According to this, the service last year had 50 million subscribers and it now has 80 million. This astounding growth rate of 60% indicated by this increase in users is just the beginning, though. The reason that I believe this service could be big for the company is that it opens ways for the company to expand to new markets like the one that Spotify operates in and although competition is high there, I am sure that YouTube premium will manage to get a piece of the pie.
Although Google is a great company that has proven its value throughout the years, there are some risks that come with buying this stock.

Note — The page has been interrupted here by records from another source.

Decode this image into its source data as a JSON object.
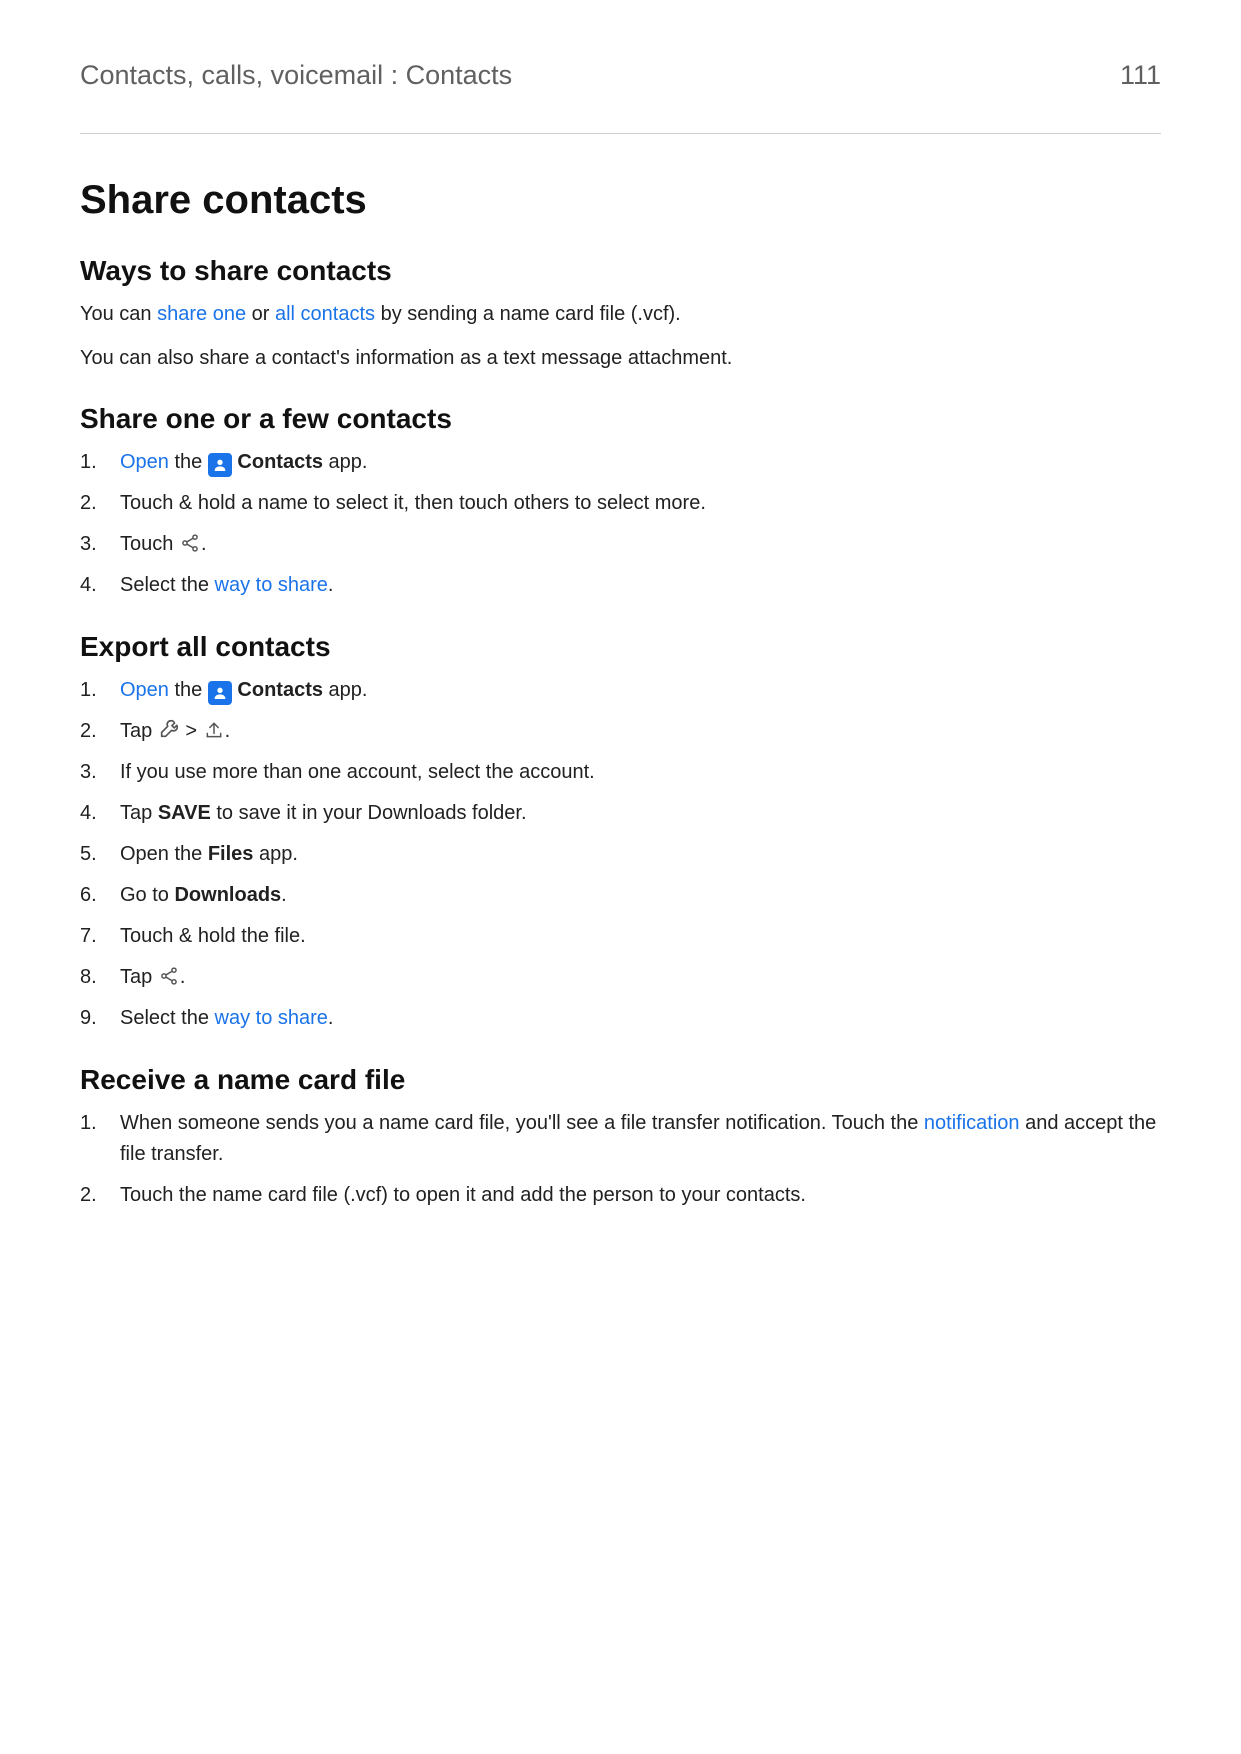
{
  "header": {
    "breadcrumb": "Contacts, calls, voicemail : Contacts",
    "page_number": "111"
  },
  "title": "Share contacts",
  "sections": {
    "ways": {
      "heading": "Ways to share contacts",
      "p1_a": "You can ",
      "p1_link1": "share one",
      "p1_b": " or ",
      "p1_link2": "all contacts",
      "p1_c": " by sending a name card file (.vcf).",
      "p2": "You can also share a contact's information as a text message attachment."
    },
    "share_one": {
      "heading": "Share one or a few contacts",
      "s1_link": "Open",
      "s1_a": " the ",
      "s1_bold": "Contacts",
      "s1_b": " app.",
      "s2": "Touch & hold a name to select it, then touch others to select more.",
      "s3_a": "Touch ",
      "s3_b": ".",
      "s4_a": "Select the ",
      "s4_link": "way to share",
      "s4_b": "."
    },
    "export": {
      "heading": "Export all contacts",
      "s1_link": "Open",
      "s1_a": " the ",
      "s1_bold": "Contacts",
      "s1_b": " app.",
      "s2_a": "Tap ",
      "s2_sep": " > ",
      "s2_b": ".",
      "s3": "If you use more than one account, select the account.",
      "s4_a": "Tap ",
      "s4_bold": "SAVE",
      "s4_b": " to save it in your Downloads folder.",
      "s5_a": "Open the ",
      "s5_bold": "Files",
      "s5_b": " app.",
      "s6_a": "Go to ",
      "s6_bold": "Downloads",
      "s6_b": ".",
      "s7": "Touch & hold the file.",
      "s8_a": "Tap ",
      "s8_b": ".",
      "s9_a": "Select the ",
      "s9_link": "way to share",
      "s9_b": "."
    },
    "receive": {
      "heading": "Receive a name card file",
      "s1_a": "When someone sends you a name card file, you'll see a file transfer notification. Touch the ",
      "s1_link": "notification",
      "s1_b": " and accept the file transfer.",
      "s2": "Touch the name card file (.vcf) to open it and add the person to your contacts."
    }
  }
}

Given that it controls more than 83% of the search engine market, monopoly seems to be a clear problem for the business. The issue with Google is that it also owns Android, which, with more than 70% of the market share, is also very nearly a monopoly.
The good news is that, according to what the corporation claims, nobody is compelled to use its search engine or YouTube. People have other options, but they deliberately choose Google and this helps to reduce the company's reputation as a monopoly. However, the risk of monopoly still exists, and Google has received fines for exploiting monopoly multiple times in the past.

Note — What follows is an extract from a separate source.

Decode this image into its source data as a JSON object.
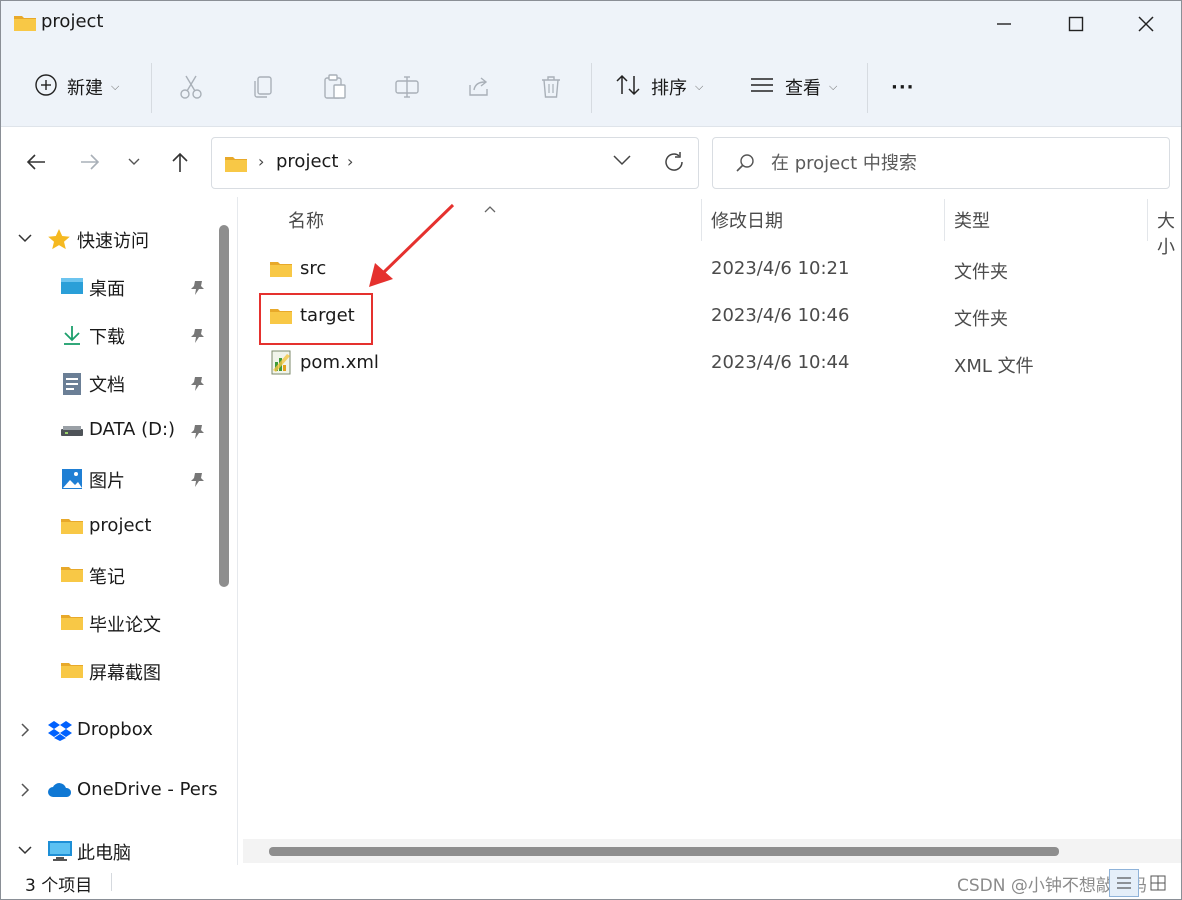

Google right now generates tons of free cash flow. The problem is that the companies are now generating billions of free cash flow and the reinvestment possibilities are limited. So what does Google do with that money?
I consider share buybacks to be a great choice as the company is currently undervalued and this way, the company does not only reward its investors by giving them a bigger portion of the company but also invests its money in undervalued assets.
By other bets, the company refers to acquisitions of smaller companies that it makes to buy its growth. The issue is that in this area, the company losses billions of dollars every single quarter, and when these losses are added to the overall operating income of the company, it goes down. There is however hope that this segment will someday become profitable because in recent quarters it has begun to become more efficient. Although it still burns cash, it does so at reduced rates. If this pattern continues, the company's profitability will grow faster than its revenue since the losses from this section will be reduced.
Summing up, although some risks come with buying Google, I believe that they are more than factored in the price of the stock. If/when the investments that the company makes in the Google Cloud and YouTube premium finally pay off, and the other bets segment stops burning cash, the margins are most likely going to increase and therefore the profits are going to be higher, driving the company to new all-time high prices in my view.
Bearing in mind everything mentioned above, I consider the fact to buy such a fundamentally stable and high-growth company like Google at this valuation to be an opportunity of a lifetime and I rate the stock as a STRONG BUY.
This article was written by
Disclosure: I/we have a beneficial long position in the shares of GOOG either through stock ownership, options, or other derivatives. I wrote this article myself, and it expresses my own opinions. I am not receiving compensation for it (other than from Seeking Alpha). I have no business relationship with any company whose stock is mentioned in this article.